## Work to complete
Find the word "heart" in the listing, and copy out each line where it turns up.

#### Records for this exercise ####

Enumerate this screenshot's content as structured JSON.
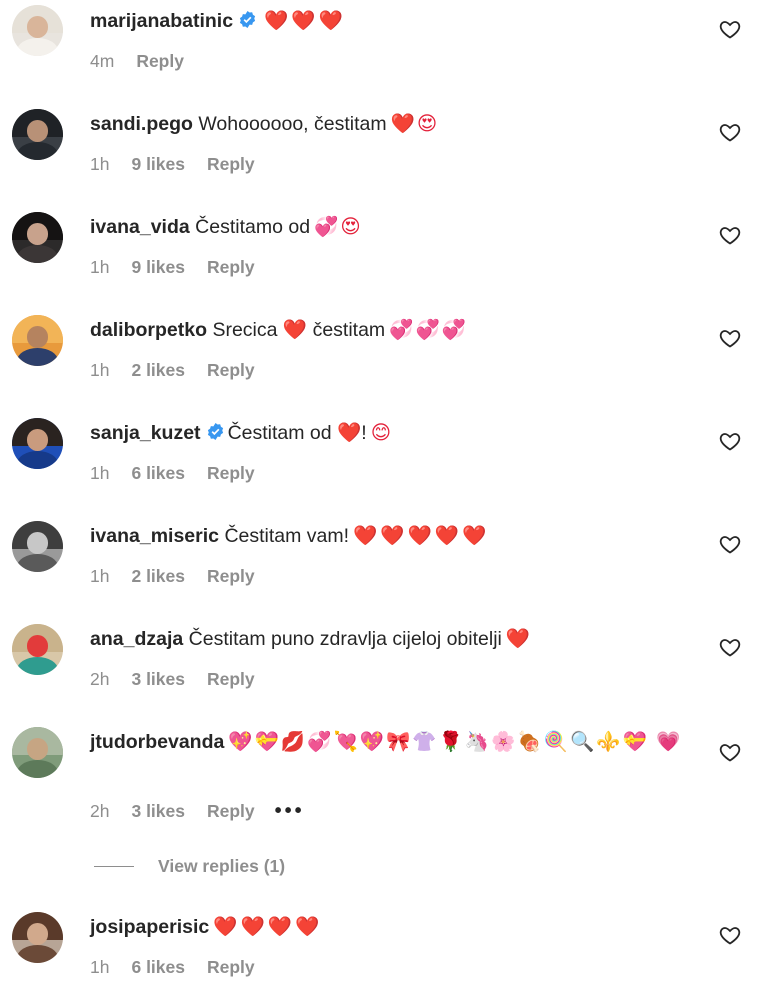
{
  "comments": [
    {
      "username": "marijanabatinic",
      "verified": true,
      "text": "",
      "emojis": "❤️❤️❤️",
      "time": "4m",
      "likes": "",
      "reply": "Reply"
    },
    {
      "username": "sandi.pego",
      "verified": false,
      "text": "Wohoooooo, čestitam",
      "emojis": "❤️😍",
      "time": "1h",
      "likes": "9 likes",
      "reply": "Reply"
    },
    {
      "username": "ivana_vida",
      "verified": false,
      "text": "Čestitamo od",
      "emojis": "💞😍",
      "time": "1h",
      "likes": "9 likes",
      "reply": "Reply"
    },
    {
      "username": "daliborpetko",
      "verified": false,
      "text": "Srecica ❤️ čestitam",
      "emojis": "💞💞💞",
      "time": "1h",
      "likes": "2 likes",
      "reply": "Reply"
    },
    {
      "username": "sanja_kuzet",
      "verified": true,
      "text": "Čestitam od ❤️!",
      "emojis": "😊",
      "time": "1h",
      "likes": "6 likes",
      "reply": "Reply"
    },
    {
      "username": "ivana_miseric",
      "verified": false,
      "text": "Čestitam vam!",
      "emojis": "❤️❤️❤️❤️❤️",
      "time": "1h",
      "likes": "2 likes",
      "reply": "Reply"
    },
    {
      "username": "ana_dzaja",
      "verified": false,
      "text": "Čestitam puno zdravlja cijeloj obitelji",
      "emojis": "❤️",
      "time": "2h",
      "likes": "3 likes",
      "reply": "Reply"
    },
    {
      "username": "jtudorbevanda",
      "verified": false,
      "text": "",
      "emojis": "💖💝💋💞💘💖🎀👚🌹🦄🌸🍖🍭🔍⚜️💝 💗",
      "time": "2h",
      "likes": "3 likes",
      "reply": "Reply",
      "more": "•••"
    },
    {
      "username": "josipaperisic",
      "verified": false,
      "text": "",
      "emojis": "❤️❤️❤️❤️",
      "time": "1h",
      "likes": "6 likes",
      "reply": "Reply"
    }
  ],
  "view_replies": "View replies (1)",
  "icons": {
    "like": "heart-outline-icon",
    "verified": "verified-badge-icon",
    "more": "more-options-icon"
  },
  "colors": {
    "verified": "#3897f0",
    "meta": "#8e8e8e",
    "heart": "#e3213a"
  }
}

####

## Response box
    "like": "heart-outline-icon",
    "heart": "#e3213a"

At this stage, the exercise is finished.